“These are the tests and consultations I’ve been able to gather so far. And so far, nothing’s come of it. I would like you to pick up with these tests.” He flipped to a page in the folder.

Cael looked at the page skeptically. “Alberich, I’m sorry, I don’t have the resources for these tests.” Ilya was relieved to hear him say it but thought his tone was a bit too cheerful. Who knew how this giant stranger was going to react to bad news.

“I can pay whatever the cost.”

Cael paused. “Well that’s…. um…”

Not suspicious at all, Ilya thought.

“… but, you misunderstand. I literally do not have the technology available on this planet to run the tests you need. I mostly specialize in primary care; maybe very minor surgery… some dental… What I mean is I think you need someone more along the lines of some kind of specialist… a psychiatrist, or neurologist, perhaps? I make a mean recommendation.”

“What? I…” Alberich adjusted in his chair again, obviously disconcerted. “I don’t understand….”

Cael stared hard at him as the large man took it in. Ilya could hear Alberich take a breath. It seemed to calm him down as his next words came low and evenly.

“Doctor, I did do my homework before coming to you.”

Cael’s expression didn’t change, “Did you?”

Ilya frowned down at the box. What did he mean by that?

“I trust if there is a way to get me these tests, you’ll find it.”

“I will? You seem very confident.”

“If history is any indicator.”
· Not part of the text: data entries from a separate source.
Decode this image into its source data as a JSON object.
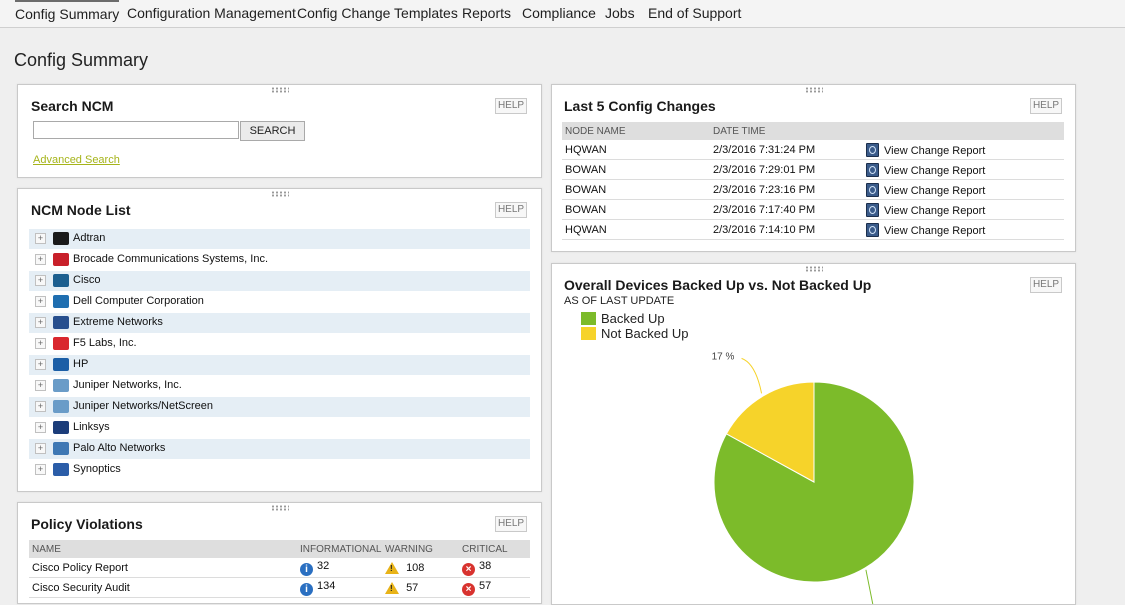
{
  "nav": {
    "tabs": [
      {
        "label": "Config Summary"
      },
      {
        "label": "Configuration Management"
      },
      {
        "label": "Config Change Templates"
      },
      {
        "label": "Reports"
      },
      {
        "label": "Compliance"
      },
      {
        "label": "Jobs"
      },
      {
        "label": "End of Support"
      }
    ]
  },
  "page": {
    "title": "Config Summary"
  },
  "help_label": "HELP",
  "search": {
    "title": "Search NCM",
    "input_value": "",
    "button_label": "SEARCH",
    "advanced_link": "Advanced Search"
  },
  "node_list": {
    "title": "NCM Node List",
    "items": [
      {
        "label": "Adtran",
        "icon": "adtran-logo-icon",
        "color": "#1a1a1a"
      },
      {
        "label": "Brocade Communications Systems, Inc.",
        "icon": "brocade-logo-icon",
        "color": "#c8202a"
      },
      {
        "label": "Cisco",
        "icon": "cisco-logo-icon",
        "color": "#1c5f8f"
      },
      {
        "label": "Dell Computer Corporation",
        "icon": "dell-logo-icon",
        "color": "#1f6eb0"
      },
      {
        "label": "Extreme Networks",
        "icon": "extreme-logo-icon",
        "color": "#274f8e"
      },
      {
        "label": "F5 Labs, Inc.",
        "icon": "f5-logo-icon",
        "color": "#d9272e"
      },
      {
        "label": "HP",
        "icon": "hp-logo-icon",
        "color": "#1b5ea6"
      },
      {
        "label": "Juniper Networks, Inc.",
        "icon": "juniper-logo-icon",
        "color": "#6a9cc8"
      },
      {
        "label": "Juniper Networks/NetScreen",
        "icon": "netscreen-logo-icon",
        "color": "#6a9cc8"
      },
      {
        "label": "Linksys",
        "icon": "linksys-logo-icon",
        "color": "#1c3d7a"
      },
      {
        "label": "Palo Alto Networks",
        "icon": "paloalto-logo-icon",
        "color": "#3f78b4"
      },
      {
        "label": "Synoptics",
        "icon": "synoptics-logo-icon",
        "color": "#2b5da8"
      }
    ]
  },
  "policy": {
    "title": "Policy Violations",
    "headers": {
      "name": "NAME",
      "info": "INFORMATIONAL",
      "warn": "WARNING",
      "crit": "CRITICAL"
    },
    "rows": [
      {
        "name": "Cisco Policy Report",
        "info": "32",
        "warn": "108",
        "crit": "38"
      },
      {
        "name": "Cisco Security Audit",
        "info": "134",
        "warn": "57",
        "crit": "57"
      }
    ]
  },
  "changes": {
    "title": "Last 5 Config Changes",
    "headers": {
      "node": "NODE NAME",
      "date": "DATE TIME"
    },
    "link_label": "View Change Report",
    "rows": [
      {
        "node": "HQWAN",
        "date": "2/3/2016 7:31:24 PM"
      },
      {
        "node": "BOWAN",
        "date": "2/3/2016 7:29:01 PM"
      },
      {
        "node": "BOWAN",
        "date": "2/3/2016 7:23:16 PM"
      },
      {
        "node": "BOWAN",
        "date": "2/3/2016 7:17:40 PM"
      },
      {
        "node": "HQWAN",
        "date": "2/3/2016 7:14:10 PM"
      }
    ]
  },
  "backup": {
    "title": "Overall Devices Backed Up vs. Not Backed Up",
    "subtitle": "AS OF LAST UPDATE",
    "legend": [
      {
        "label": "Backed Up",
        "color": "#7cbb2a"
      },
      {
        "label": "Not Backed Up",
        "color": "#f6d32a"
      }
    ],
    "slice_label": "17 %"
  },
  "chart_data": {
    "type": "pie",
    "title": "Overall Devices Backed Up vs. Not Backed Up",
    "subtitle": "AS OF LAST UPDATE",
    "labels": [
      "Backed Up",
      "Not Backed Up"
    ],
    "values": [
      83,
      17
    ],
    "colors": [
      "#7cbb2a",
      "#f6d32a"
    ],
    "legend_position": "top-left"
  }
}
Cael paused for a moment to consider, giving a quick glance at Ilya’s camera.

“If you need to confer with your colleague….”

“Fair enough,” Cael jumped up a little too eagerly. “I’ll look this over tonight and have an answer for you in the morning.”

They shook hands as Alberich heaved himself up to his feet.

“Ah… also, I would advise against trying to contact anyone in the file.”

“Would you?”

“Yes. Some have misdiagnosed me and refused me the benefit of a second opinion. Completely unhelpful.”

“Yes, I can imagine.”

Ilya sat motionless in the dark room and listened to the wooden slats of the floor groan and creak as Alberich saw himself out. A moment later the bedroom door opened and she looked up to see Cael’s face poking through. He took deep breath and exhaled slowly.

“Now, Ily-”

“I told you!”

“Ilya. Try not to get hysterical.”

“He threatened you!”

“It was not that dramatic.”

“‘He did his homework?’ What was he talking about?”

“Okay, well that could be number of things.”

“I cannot believe I’m hearing this!” She shoved the kampdator off her lap. “So, what are you going to do?”